A man uses a mobile device to make a payment at the Mobile World Congress on Wednesday in Barcelona, Spain. (Photos by Manu Fernandez)
Barcelona, Spain —Many people use their smartphones to watch video, play games and wake them up in the morning. Some even use them to generate digital boarding passes to fly. So why not use phones to buy stuff at retail stores as well?
A variety of mobile wallet systems store credit or debit card information on phones in encrypted form, offering more security than standard plastic cards with magnetic stripes. To make a purchase, simply tap the phone on a card reader or wave a bar code over a scanner. There’s convenience in not having to fish out your card.
Yet most people still prefer plastic.
Mobile payments have perpetually “been 18 months away from being big,” said Kebbie Sebastian, managing director of Penser Consulting, a London-based payments advisory firm.
Use has been limited to a handful of retail stores, vending machines and transit systems around the world. A 2013 report from the Federal Reserve in the U.S. said only 6 percent of smartphone users had made such a payment within the previous year.

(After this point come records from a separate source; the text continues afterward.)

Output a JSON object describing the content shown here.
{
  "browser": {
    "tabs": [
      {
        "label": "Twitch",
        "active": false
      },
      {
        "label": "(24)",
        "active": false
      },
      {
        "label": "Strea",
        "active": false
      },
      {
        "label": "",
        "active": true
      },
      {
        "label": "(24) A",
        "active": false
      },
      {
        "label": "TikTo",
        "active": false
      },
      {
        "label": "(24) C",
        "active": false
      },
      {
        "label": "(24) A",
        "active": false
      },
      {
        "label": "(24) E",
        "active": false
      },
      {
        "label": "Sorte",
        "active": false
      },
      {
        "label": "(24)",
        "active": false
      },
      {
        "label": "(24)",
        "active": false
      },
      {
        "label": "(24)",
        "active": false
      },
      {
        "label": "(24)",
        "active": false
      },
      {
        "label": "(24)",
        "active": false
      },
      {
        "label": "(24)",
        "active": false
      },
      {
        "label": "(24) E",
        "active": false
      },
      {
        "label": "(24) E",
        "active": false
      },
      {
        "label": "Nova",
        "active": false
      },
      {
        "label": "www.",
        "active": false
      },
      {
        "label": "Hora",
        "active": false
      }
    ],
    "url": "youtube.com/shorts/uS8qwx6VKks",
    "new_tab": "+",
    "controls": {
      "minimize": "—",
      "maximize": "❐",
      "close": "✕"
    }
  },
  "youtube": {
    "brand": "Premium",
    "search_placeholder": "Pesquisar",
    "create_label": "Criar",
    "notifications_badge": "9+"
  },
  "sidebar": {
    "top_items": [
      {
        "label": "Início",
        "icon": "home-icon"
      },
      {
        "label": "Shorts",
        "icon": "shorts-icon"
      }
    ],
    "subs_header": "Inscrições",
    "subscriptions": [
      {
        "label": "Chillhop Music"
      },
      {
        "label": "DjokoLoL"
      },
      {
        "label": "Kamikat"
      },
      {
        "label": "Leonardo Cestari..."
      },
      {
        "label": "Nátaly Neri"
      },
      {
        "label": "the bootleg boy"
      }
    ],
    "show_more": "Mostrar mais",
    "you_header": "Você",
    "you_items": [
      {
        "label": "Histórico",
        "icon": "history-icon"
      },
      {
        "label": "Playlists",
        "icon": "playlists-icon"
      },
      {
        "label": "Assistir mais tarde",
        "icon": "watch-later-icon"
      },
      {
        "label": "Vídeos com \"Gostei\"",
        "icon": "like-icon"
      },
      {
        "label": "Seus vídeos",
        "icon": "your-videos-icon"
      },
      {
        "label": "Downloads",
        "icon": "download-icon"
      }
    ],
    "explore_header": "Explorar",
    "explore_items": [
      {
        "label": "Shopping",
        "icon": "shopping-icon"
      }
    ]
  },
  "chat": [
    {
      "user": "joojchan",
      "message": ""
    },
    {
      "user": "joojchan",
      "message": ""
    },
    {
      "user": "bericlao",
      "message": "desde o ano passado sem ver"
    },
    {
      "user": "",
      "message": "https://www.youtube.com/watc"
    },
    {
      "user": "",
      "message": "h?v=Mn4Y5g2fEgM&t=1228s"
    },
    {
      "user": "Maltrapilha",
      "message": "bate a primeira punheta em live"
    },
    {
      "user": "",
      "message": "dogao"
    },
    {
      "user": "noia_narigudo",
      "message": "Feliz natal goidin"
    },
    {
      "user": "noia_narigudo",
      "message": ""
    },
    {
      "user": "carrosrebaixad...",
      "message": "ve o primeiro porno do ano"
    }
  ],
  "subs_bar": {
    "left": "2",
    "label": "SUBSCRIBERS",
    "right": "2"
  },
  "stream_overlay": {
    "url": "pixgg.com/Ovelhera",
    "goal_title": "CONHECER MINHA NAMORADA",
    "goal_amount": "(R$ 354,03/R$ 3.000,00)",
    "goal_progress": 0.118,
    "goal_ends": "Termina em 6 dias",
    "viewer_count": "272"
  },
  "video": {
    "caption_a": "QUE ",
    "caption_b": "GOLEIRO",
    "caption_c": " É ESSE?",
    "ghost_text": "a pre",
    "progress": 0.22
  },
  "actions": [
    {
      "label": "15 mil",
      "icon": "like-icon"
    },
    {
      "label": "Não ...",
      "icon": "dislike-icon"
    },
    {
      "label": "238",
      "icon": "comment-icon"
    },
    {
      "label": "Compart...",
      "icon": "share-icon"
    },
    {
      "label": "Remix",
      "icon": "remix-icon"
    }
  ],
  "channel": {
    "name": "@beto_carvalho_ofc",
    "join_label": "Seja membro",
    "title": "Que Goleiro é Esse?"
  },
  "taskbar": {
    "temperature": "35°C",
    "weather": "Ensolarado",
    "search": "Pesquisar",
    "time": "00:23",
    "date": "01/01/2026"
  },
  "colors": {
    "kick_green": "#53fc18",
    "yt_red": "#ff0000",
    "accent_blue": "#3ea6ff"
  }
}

That isn’t stopping proponents from making yet another push this week at the Mobile World Congress wireless show in Barcelona, Spain.
Visa and MasterCard both plan to let phones with near-field communication chips, or NFC, access card information over the Internet. Before, the data had to be stored on a secured part of the phone and required the cooperation of device makers and mobile operators, which had competing payment systems.
Samsung, meanwhile, said its new Galaxy S5 smartphone will allow people to authenticate PayPal transactions with a fingerprint rather than a passcode. It comes as PayPal works on equipping merchants with wireless sensors so that repeat customers can pay while leaving their phones in the pocket.
And a startup called LoopPay recently released an iPhone app that works with a phone case or attachment to imitate the magnetic signals that regular cards produce when swiped.
This way, retailers can accept app payments with standard card readers.
One of the biggest obstacles has been the lack of readers that retailers can use to accommodate mobile payments.
Avivah Litan, a security analyst at Gartner, said that’s changing as U.S. merchants face a 2015 deadline to accept cards with security chips, which are currently more common in Europe than in the United States.
Security is the chief reason Americans resist mobile payments, according to the Federal Reserve study, although many people also fail to see any benefit.